The world’s most photographed mountain, the rugged Matterhorn that looks like a jagged tooth, is indisputably the showstopper at Zermatt, Switzerland’s most popular ski town in the canton of Valais. Bathed in the orange glow of the early morning light or covered in wispy clouds on a grey day, the triangular peak, which inspired Theodor Tobler to create the popular Toblerone chocolate, is omnipresent.
There’s history in every corner of this 5,600-population town, whose name comes from the German “Zur matte”—in the meadows. First mentioned in documents in the 13th century as Prato Borno, it was a community of farmers, cowherds and goatherds, who started the village on the banks of the Matter Vispa. It all changed in 1865, says our guide, Angela Moser, when the mountain was first scaled by four British mountaineers led by Edward Whymper and three Alpine guides—both triumph and tragedy, with the snapping of a poor-quality rope killing four of the seven.
Arriving on the Glacier Express that cuts through the Alps, traversing 291 bridges and 91 tunnels, I am awed by Zermatt—the wooden chalets darkened with time, flower boxes, black-nosed sheep, small electric vehicles ferrying tourists, glacial green streams, all nestled amidst the grand amphitheatre of mountains.
Surrounded by 38 peaks that stretch above 4,000m, Zermatt is a favourite with skiers, adrenaline seekers and mountaineers. At first they came by horse and carriage and sedan chairs. The railways came in 1891. In 1927, winter tourism was born—ski championships began.
The main street, Bahnhofstrasse, is studded with bronze plaques, honouring 11 Alpinists, from Lucy Walker, the first woman—in skirts, no less—to scale the Matterhorn in 1871, to Peter Taugwalder, the guide on the first expedition.

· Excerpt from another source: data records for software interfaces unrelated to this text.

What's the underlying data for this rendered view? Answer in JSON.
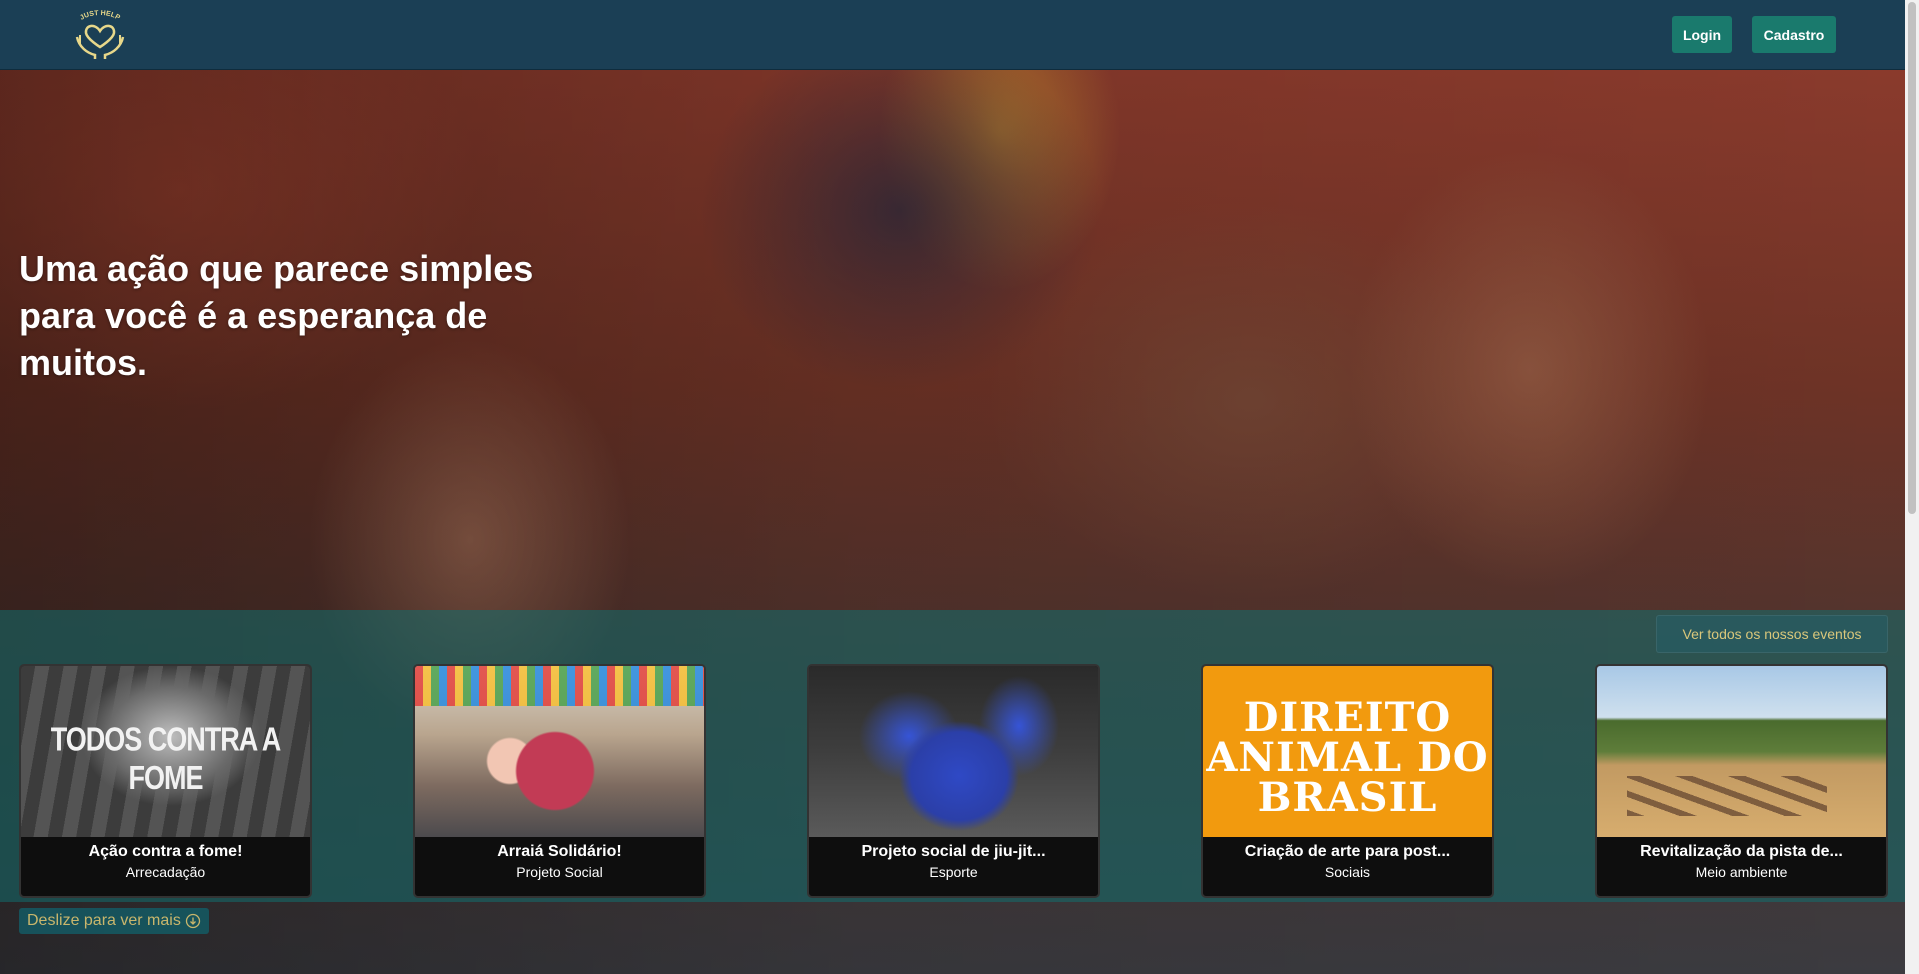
{
  "navbar": {
    "logo_text": "JUST HELP",
    "login_label": "Login",
    "signup_label": "Cadastro"
  },
  "hero": {
    "headline": "Uma ação que parece simples para você é a esperança de muitos."
  },
  "events": {
    "see_all_label": "Ver todos os nossos eventos",
    "cards": [
      {
        "title": "Ação contra a fome!",
        "category": "Arrecadação",
        "image_text": "TODOS CONTRA A FOME"
      },
      {
        "title": "Arraiá Solidário!",
        "category": "Projeto Social"
      },
      {
        "title": "Projeto social de jiu-jit...",
        "category": "Esporte"
      },
      {
        "title": "Criação de arte para post...",
        "category": "Sociais",
        "image_text": "DIREITO ANIMAL DO BRASIL"
      },
      {
        "title": "Revitalização da pista de...",
        "category": "Meio ambiente"
      }
    ]
  },
  "scroll_hint": {
    "label": "Deslize para ver mais"
  },
  "colors": {
    "navbar": "#1b3f55",
    "button": "#1a7a6d",
    "strip": "#126e6e",
    "gold": "#d9c77b"
  }
}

2021 marks 150 years of the moment when Walker, a British mountaineer, scaled the peak. She went on to complete 98 expeditions, until her death in 1916. In 1909, she became a member of the newly-formed Ladies Alpine Club, serving as its president between 1913-15. “According to the book Food On Foot: A History Of Eating On Trails And In The Wild by Demet Güzey, Walker operated on a diet of ‘sponge cake and champagne’,” states an article on the Matterhorn Chalets website.
As part of the celebrations marking her historic ascent, the town is hosting a series of events, including a tribute to women mountaineers at Museumsplatz. Since March, the Swiss tourism campaign 100% Women Peak Challenge has seen women-only teams trying to ascend all the 48, 4,000m peaks in the Swiss Alps. The Indian twins Nungshi and Tashi Malik, who started with the Breithorn at 4,164m, are among them.
The Matterhorn is at the centre of life in Zermatt. Even the chocolates at the famous Fuchs Bakery are shaped like the mountain. Every stone and building in the town references the mountains. In Old Town, in the Hinterdorf— that translates to rear village—an ornate fountain evokes memories of the legendary mountain guide Ulrich Inderbinen, who scaled the Matterhorn 370 times at least, the last when he was 90. Hinterdorf’s main street is lined with over 30 of the oldest buildings—barns and houses built between the 16th and 18th centuries, larch-wood chalets with heavy slate shingle roofs. Many were built on stone stilts to keep food out of the reach of mice.
At the mountaineers’ cemetery at the local Catholic church, in the heart of town, are memorials to mountaineers and guides who died in avalanches and rockfalls or fell into crevasses. An Unknown Climber’s Grave pays homage to the more than 500 people who have lost their lives since the 1860s.
I take the cable car to the Matterhorn Glacier paradise, the highest mountain station in Europe at 3,883m, with a bewitching panorama of glaciers and peaks. Fifteen metres below the glacier is a wonderland of dragons and wolves created by ice sculptors.
Most of the passengers in the cable cars are sunburnt skiers lugging equipment to the pistes, to enjoy some of the most beautiful ski runs. Others are there to enjoy the town’s 400km marked hiking trails, with clear Alpine lakes, pine forests, marmots and ibex.
Underlying everything in Zermatt is the attention to sustainability. It’s completely self-sufficient in pure spring water. Pedestrians and electric vehicles rule the roads in this car-free town. Every chalet has a vegetable patch.
On my last morning, I hurtle on a funicular that runs though a rock-cut tunnel towards Sunnega. This is the starting point of the Five Lakes trek that allows you to glimpse the Matterhorn’s reflection in crystal-clear lakes or enjoy clear views of the valley. That moment, as the sun shines on the peak, is embedded in my memory.
Kalpana Sunder is a Chennai-based journalist.